[Material for this exercise Boundary: Start]

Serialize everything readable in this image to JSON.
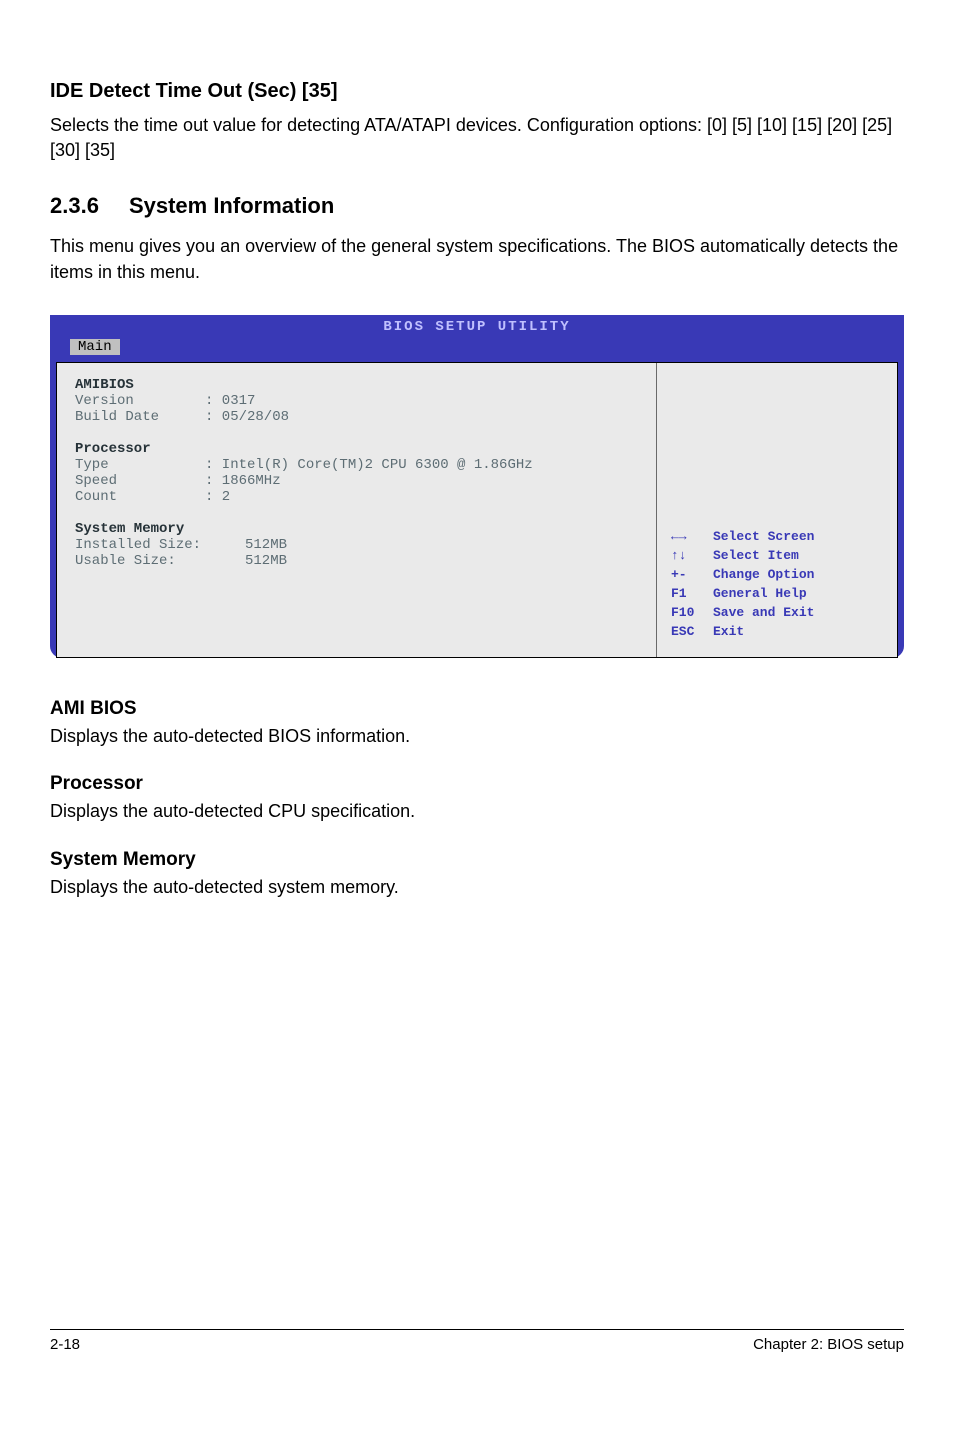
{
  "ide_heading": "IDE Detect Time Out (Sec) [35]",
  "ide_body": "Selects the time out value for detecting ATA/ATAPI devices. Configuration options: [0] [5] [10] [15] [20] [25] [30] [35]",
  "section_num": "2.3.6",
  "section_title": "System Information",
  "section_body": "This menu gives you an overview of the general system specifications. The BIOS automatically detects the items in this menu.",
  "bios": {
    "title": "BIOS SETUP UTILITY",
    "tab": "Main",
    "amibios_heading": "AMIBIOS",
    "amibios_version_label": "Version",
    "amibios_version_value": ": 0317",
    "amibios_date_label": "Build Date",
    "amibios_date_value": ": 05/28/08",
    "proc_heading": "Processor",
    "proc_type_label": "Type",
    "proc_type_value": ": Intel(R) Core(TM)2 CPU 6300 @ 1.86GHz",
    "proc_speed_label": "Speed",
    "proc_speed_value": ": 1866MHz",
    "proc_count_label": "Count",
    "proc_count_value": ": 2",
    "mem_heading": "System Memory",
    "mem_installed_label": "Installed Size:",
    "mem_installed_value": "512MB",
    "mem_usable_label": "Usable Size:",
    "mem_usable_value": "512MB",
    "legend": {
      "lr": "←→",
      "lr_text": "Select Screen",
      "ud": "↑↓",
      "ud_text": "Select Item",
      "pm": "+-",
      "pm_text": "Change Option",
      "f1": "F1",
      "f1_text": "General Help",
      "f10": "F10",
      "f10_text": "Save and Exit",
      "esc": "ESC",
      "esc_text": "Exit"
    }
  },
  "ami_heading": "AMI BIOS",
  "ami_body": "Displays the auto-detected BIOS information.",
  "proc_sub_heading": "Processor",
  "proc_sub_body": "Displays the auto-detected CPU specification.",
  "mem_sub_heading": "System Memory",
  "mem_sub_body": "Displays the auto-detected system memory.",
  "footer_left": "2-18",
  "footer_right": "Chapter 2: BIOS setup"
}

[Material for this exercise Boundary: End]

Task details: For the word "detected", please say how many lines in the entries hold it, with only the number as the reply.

Task response: 3